Your system is mission critical. It has hundreds, thousands, or even millions of daily users and it must continue to perform its functions no matter what. But it’s now 10-15 years old, and though it has served its purpose faithfully and is still a solid performer, the time has come to plan for your aging system’s future.
It’s time to make a move, and you know it.
Whether you’re a hospital managing critical patient care records, or a financial institution conducting transactions, or any industry processing payroll or operations data – you need to fully understand the many options, risks, and costs associated with any modernization solution.
But like moving to a new home, the options are endless. Which neighborhood do you want to be in? What’s available in your price range? Is it better to buy or rent? What’s included in the monthly fees? How about security? What type of building do you prefer? What type of amenities do you need today – and what will you need in the future?
For your systems move, the considerations are actually quite comparable. And the “cloud” community offers an amazing assortment of amenities, from efficiencies to services to cost savings.
Location, Location, Location…in the Cloud
The computing industry is witnessing a paradigm shift in the way it operates. There is an acute awareness among consumers and enterprises that access to their IT resources can take the form of a “utility” model known as the “cloud.” This has profoundly reshaped IT processes and the IT marketplace. At its most basic, cloud computing is about the ability to enhance enterprise value through more efficient use of IT resources.
One of the more innovative ways to boost capacity and add capabilities in a cloud environment is by the virtualization of services and infrastructure. While virtualization has been around for quite some time, cloud computing (the new kid on the block) has breathed new life – and purpose – into “older” technologies, and has nudged enterprise evolution one step further down the line.
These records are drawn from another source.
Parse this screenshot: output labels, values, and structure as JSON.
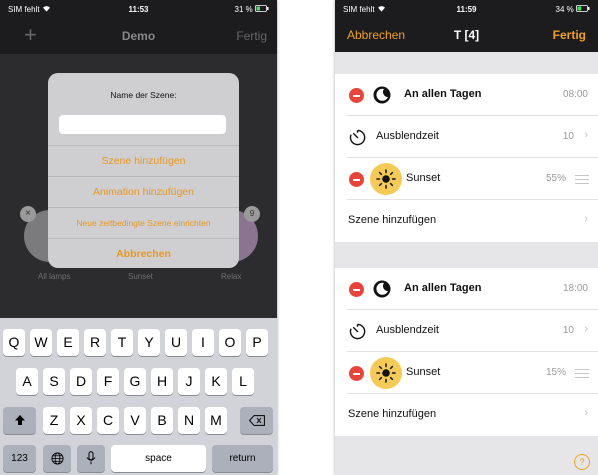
{
  "left": {
    "status": {
      "carrier": "SIM fehlt",
      "time": "11:53",
      "battery": "31 %"
    },
    "nav": {
      "plus": "+",
      "title": "Demo",
      "done": "Fertig"
    },
    "scenes": [
      {
        "label": "All lamps"
      },
      {
        "label": "Sunset"
      },
      {
        "label": "Relax"
      }
    ],
    "badges": {
      "close": "×",
      "count": "9"
    },
    "alert": {
      "title": "Name der Szene:",
      "input_value": "",
      "buttons": [
        "Szene hinzufügen",
        "Animation hinzufügen",
        "Neue zeitbedingte Szene einrichten",
        "Abbrechen"
      ]
    },
    "keyboard": {
      "row1": [
        "Q",
        "W",
        "E",
        "R",
        "T",
        "Y",
        "U",
        "I",
        "O",
        "P"
      ],
      "row2": [
        "A",
        "S",
        "D",
        "F",
        "G",
        "H",
        "J",
        "K",
        "L"
      ],
      "row3": [
        "Z",
        "X",
        "C",
        "V",
        "B",
        "N",
        "M"
      ],
      "numbers": "123",
      "space": "space",
      "return": "return"
    }
  },
  "right": {
    "status": {
      "carrier": "SIM fehlt",
      "time": "11:59",
      "battery": "34 %"
    },
    "nav": {
      "cancel": "Abbrechen",
      "title": "T [4]",
      "done": "Fertig"
    },
    "sections": [
      {
        "day_label": "An allen Tagen",
        "time": "08:00",
        "fade_label": "Ausblendzeit",
        "fade_value": "10",
        "scene_name": "Sunset",
        "scene_level": "55%",
        "add_label": "Szene hinzufügen"
      },
      {
        "day_label": "An allen Tagen",
        "time": "18:00",
        "fade_label": "Ausblendzeit",
        "fade_value": "10",
        "scene_name": "Sunset",
        "scene_level": "15%",
        "add_label": "Szene hinzufügen"
      }
    ],
    "help": "?"
  },
  "colors": {
    "accent": "#f0a020",
    "delete": "#e8443a",
    "sun": "#f6ca56"
  }
}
Virtualization is a method of abstracting applications and their underlying resources from the host hardware. This creates a virtual machine (VM) that hosts the instance of the operating system that was once physical. Sort of like a portable condo unit.
Basic analogy: A VM is to its infrastructure as a condo is to its building. Each VM has its own unique properties with access to shared hardware resources, like an individual condo shares basic common property resources, e.g., hallways, utilities access, elevators, etc.
The Amenities of Virtualization
- Central Management: Just as the property owner manages the overall building, cloud technology allows for the central management and sharing of resources for a pool of physical hardware. Meanwhile each VM (condo unit) can then be managed separately from the hardware server (building) that hosts it. Decorate, furnish, paint and accessorize your condo in your own style, and the property management will take care of everything outside your “four walls.”
- Availability/Reliability: Systems availability is critical particularly during peak utilization times or inclement weather. By making use of virtualization in the cloud, your system can be made to fail over from one server to another – with no impact on users. So when the neighbor above you blows a fuse during your dinner party, or a big storm knocks out power to the building, your power source is seamlessly rerouted and your guests are none the wiser.
- Improved Performance/Scalability: During peak utilization times, or when the average load stays high, your application can be given more resources from the cloud to perform better without an interruption in service. No worries about slowed or stalled internet access because everyone in the building is online at the same time.
- Efficiency/Elasticity: On the other end of scaling up is scaling down. Because they’re no longer tethered to hardware, applications that are virtualized can dynamically re-allocate resources and scale back during low-demand times. This elasticity maximizes efficiencies and is a key consideration in developing a cloud computing strategy. Systems efficiency is a major thorn in the sides of CIOs, who grapple with servers that operate at as little as 3 to 4% of capacity. The loose condo analogy here: the building has built-in capacity to both meet additional occupancy demands (maybe seasonal) and conserve resources when the building is not fully occupied – without interrupting service or adjusting fees for the individual condo units.
- Reduced Cost: Virtualization in the cloud reduces or eliminates the capital cost of upgrading hardware for scaling – since that cost is built into the monthly cost of the cloud services. Instead of 125 individually installed water heaters, it’s one large water heating system – and the cost is already covered in your monthly fee agreement.
How great would it be to pick up your condo and effortlessly move it into a nicer building with better amenities? With virtualization, if at any time the overall system performance no longer satisfies service requirements, monitoring services can migrate instances of the OS to more powerful hardware and reestablish service-level guidelines.
Virtualization is just one piece of a multifaceted modernization puzzle. The organizational priorities that would dictate any modernization decision are as varied as homebuyers’ preferences, are ultimately dependent on an organization’s place (and awareness of this place) in its own history, and of course, always start with strategic goals – not technology goals.
Is your enterprise ready to make a move? Want to know more about how virtualization and cloud computing would fit into your enterprise evolution? Connect with me on LinkedIn or send me a message and we can discuss your organization’s plans for the future.